ECON 385: Labor Economics
The purpose of this course is to introduce important topics, theories, institutions, and policy issues relating to the functioning of labor markets. Topics to be considered include labor supply decisions, investments in human capital, compensating wage differentials, firms’ labor demand decisions, unions, compensation programs, the economics of unemployment, and labor market discrimination. The course will begin with the analysis of the neo-classical labor supply, demand and equilibrium. Then, we will move on to analyze the possible reasons why labor market outcomes may deviate from what the perfectly competitive neo-classical model predicts: human capital accumulation choices, productivity heterogeneity, institutional rigidities (e.g., minimum wage, unions), labor mobility and discrimination.
ECON 653: Economics of Early Childhood and Skill Formation
This course is the second in the Ph.D. Labor Economics sequence. We focus on the economics of skill formation and its consequences on later outcomes like schooling choices, health, social behaviors and labor market variables. We analyze both static and dynamic settings, in which we recognize that skill formation is a process in which early inputs strongly affect the productivity of later ones. To that aim, we will cover different econometric models used in the literature. Therefore, this course will be econometrically intense, covering from reduced form techniques to structural ones.

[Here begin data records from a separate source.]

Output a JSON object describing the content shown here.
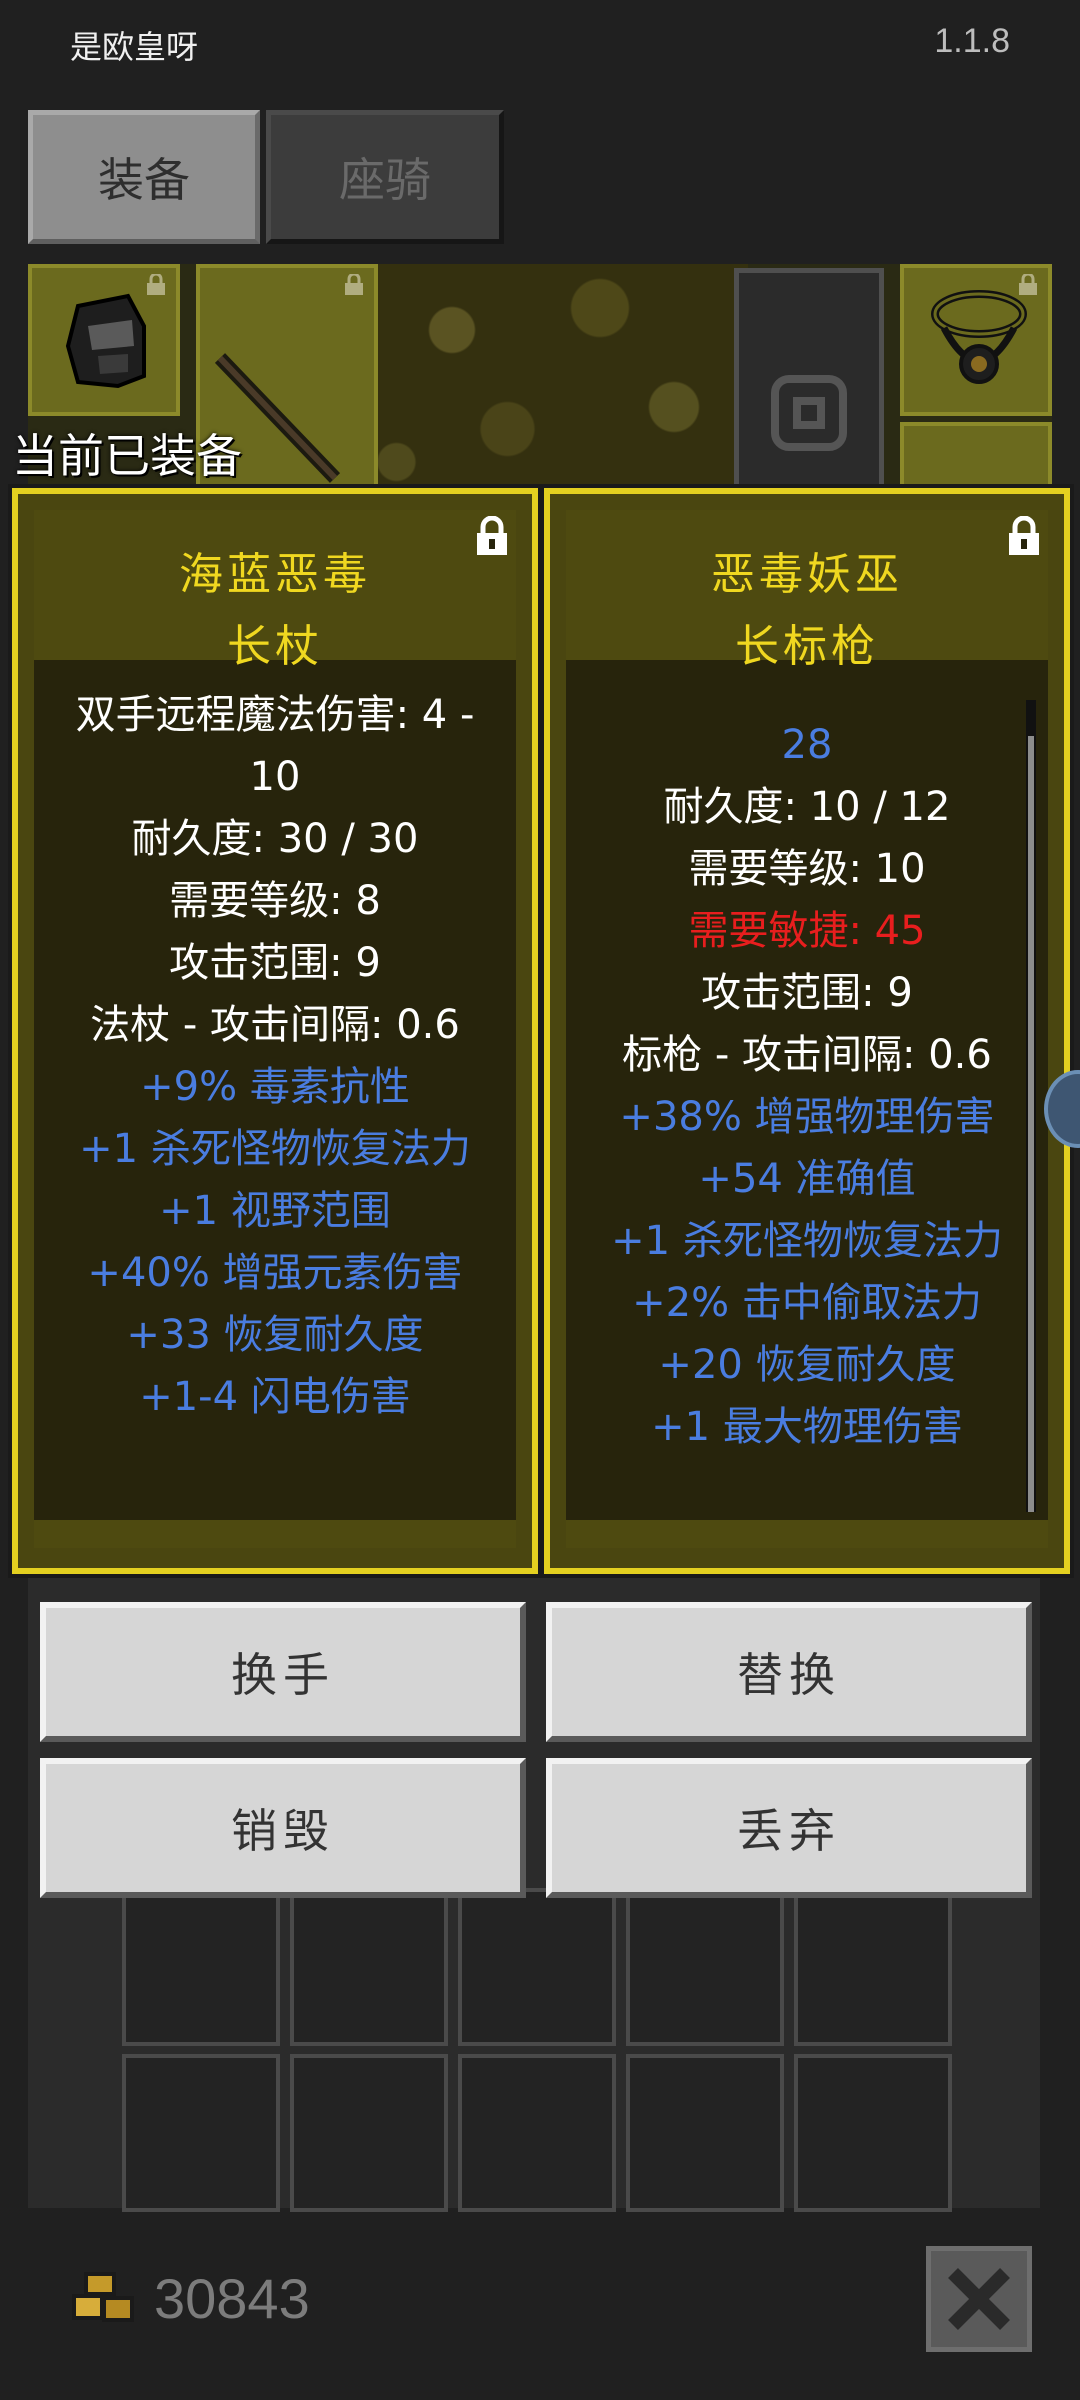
{
  "header": {
    "player_name": "是欧皇呀",
    "version": "1.1.8"
  },
  "tabs": [
    {
      "label": "装备",
      "selected": true
    },
    {
      "label": "座骑",
      "selected": false
    }
  ],
  "equipped_label": "当前已装备",
  "cards": [
    {
      "title_line1": "海蓝恶毒",
      "title_line2": "长杖",
      "locked": true,
      "stats": [
        {
          "text": "双手远程魔法伤害: 4 -",
          "color": "white"
        },
        {
          "text": "10",
          "color": "white"
        },
        {
          "text": "耐久度: 30 / 30",
          "color": "white"
        },
        {
          "text": "需要等级: 8",
          "color": "white"
        },
        {
          "text": "攻击范围: 9",
          "color": "white"
        },
        {
          "text": "法杖 - 攻击间隔: 0.6",
          "color": "white"
        },
        {
          "text": "+9% 毒素抗性",
          "color": "blue"
        },
        {
          "text": "+1 杀死怪物恢复法力",
          "color": "blue"
        },
        {
          "text": "+1 视野范围",
          "color": "blue"
        },
        {
          "text": "+40% 增强元素伤害",
          "color": "blue"
        },
        {
          "text": "+33 恢复耐久度",
          "color": "blue"
        },
        {
          "text": "+1-4 闪电伤害",
          "color": "blue"
        }
      ]
    },
    {
      "title_line1": "恶毒妖巫",
      "title_line2": "长标枪",
      "locked": true,
      "stats": [
        {
          "text": "28",
          "color": "blue"
        },
        {
          "text": "耐久度: 10 / 12",
          "color": "white"
        },
        {
          "text": "需要等级: 10",
          "color": "white"
        },
        {
          "text": "需要敏捷: 45",
          "color": "red"
        },
        {
          "text": "攻击范围: 9",
          "color": "white"
        },
        {
          "text": "标枪 - 攻击间隔: 0.6",
          "color": "white"
        },
        {
          "text": "+38% 增强物理伤害",
          "color": "blue"
        },
        {
          "text": "+54 准确值",
          "color": "blue"
        },
        {
          "text": "+1 杀死怪物恢复法力",
          "color": "blue"
        },
        {
          "text": "+2% 击中偷取法力",
          "color": "blue"
        },
        {
          "text": "+20 恢复耐久度",
          "color": "blue"
        },
        {
          "text": "+1 最大物理伤害",
          "color": "blue"
        }
      ]
    }
  ],
  "actions": {
    "swap_hand": "换手",
    "replace": "替换",
    "destroy": "销毁",
    "discard": "丢弃"
  },
  "footer": {
    "gold": "30843",
    "gold_icon": "gold-coins-icon",
    "close_icon": "close-icon"
  },
  "colors": {
    "accent_yellow": "#e4d020",
    "stat_blue": "#4a7de0",
    "stat_red": "#e81e1e"
  }
}
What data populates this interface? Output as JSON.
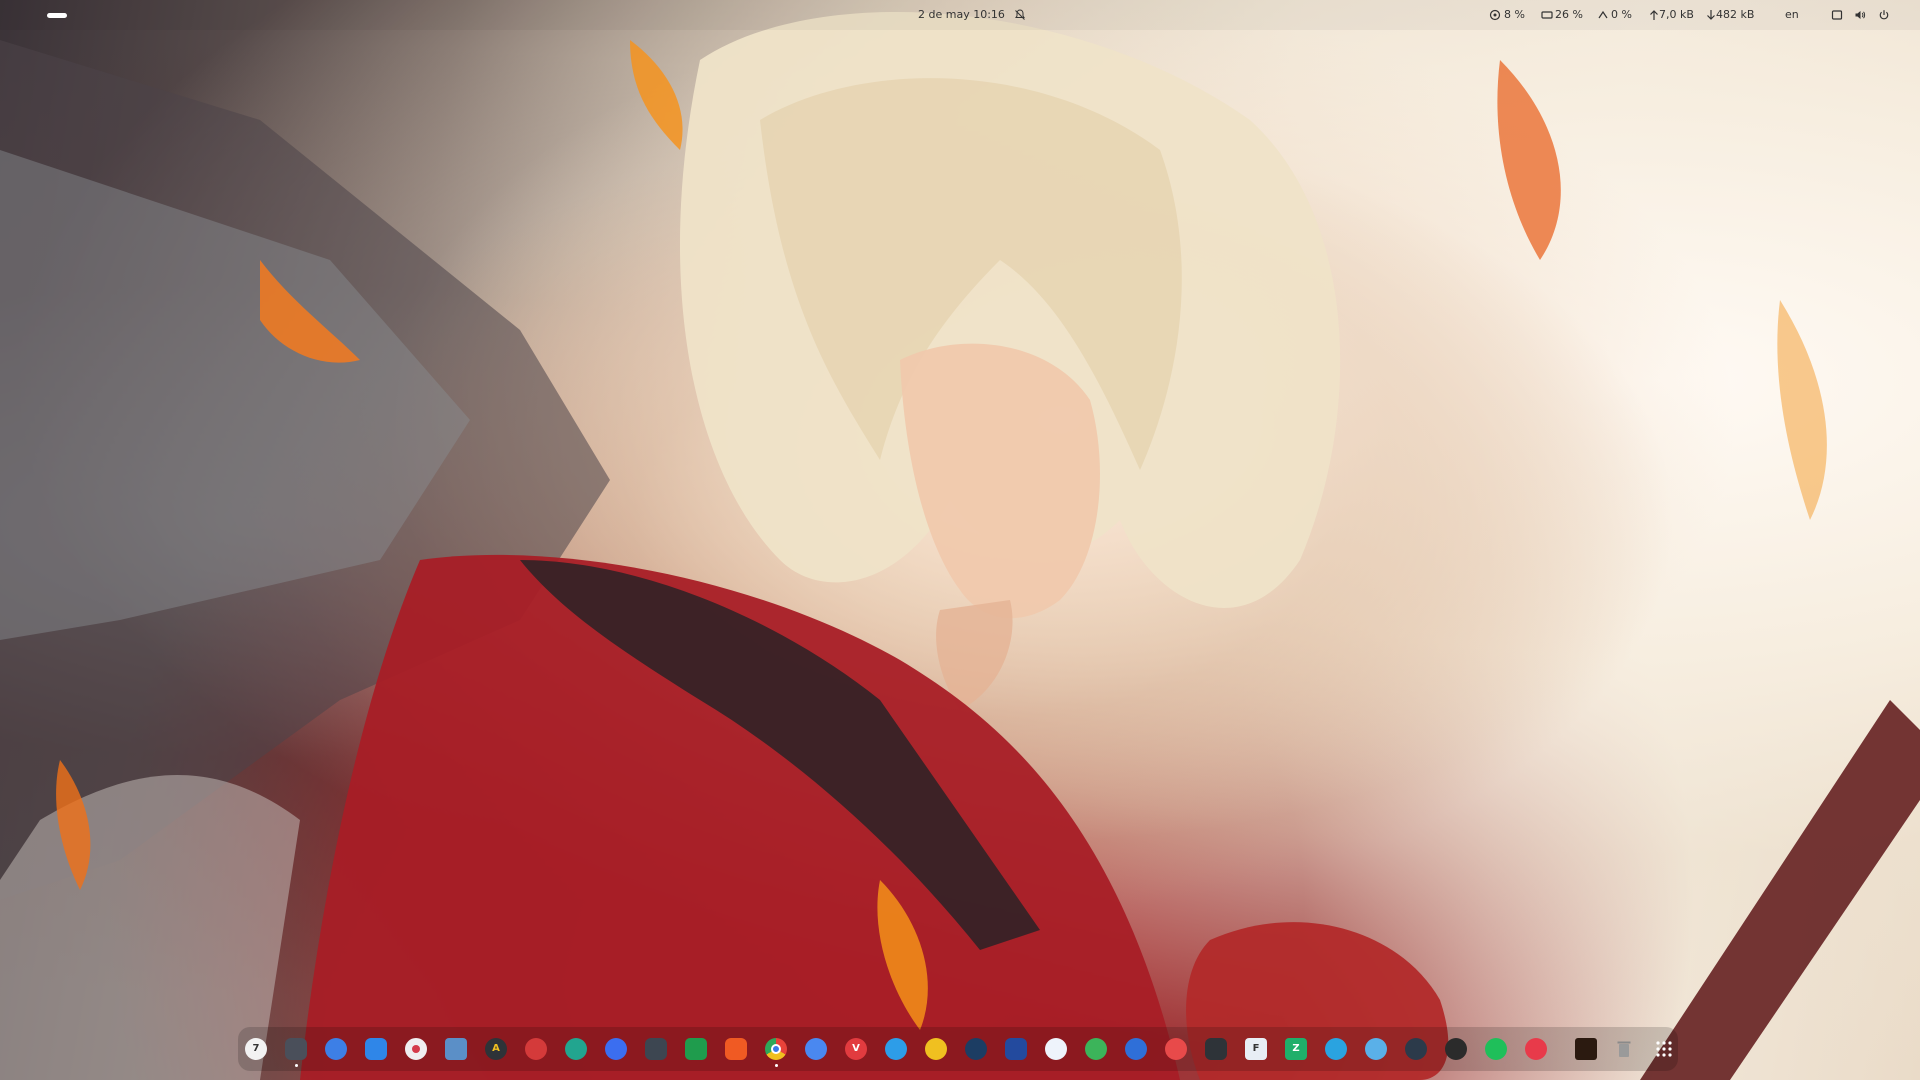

We will pay special attention to econometric identification of effects and the analysis of unobserved heterogeneity, its consequences on empirical estimation and models to address it.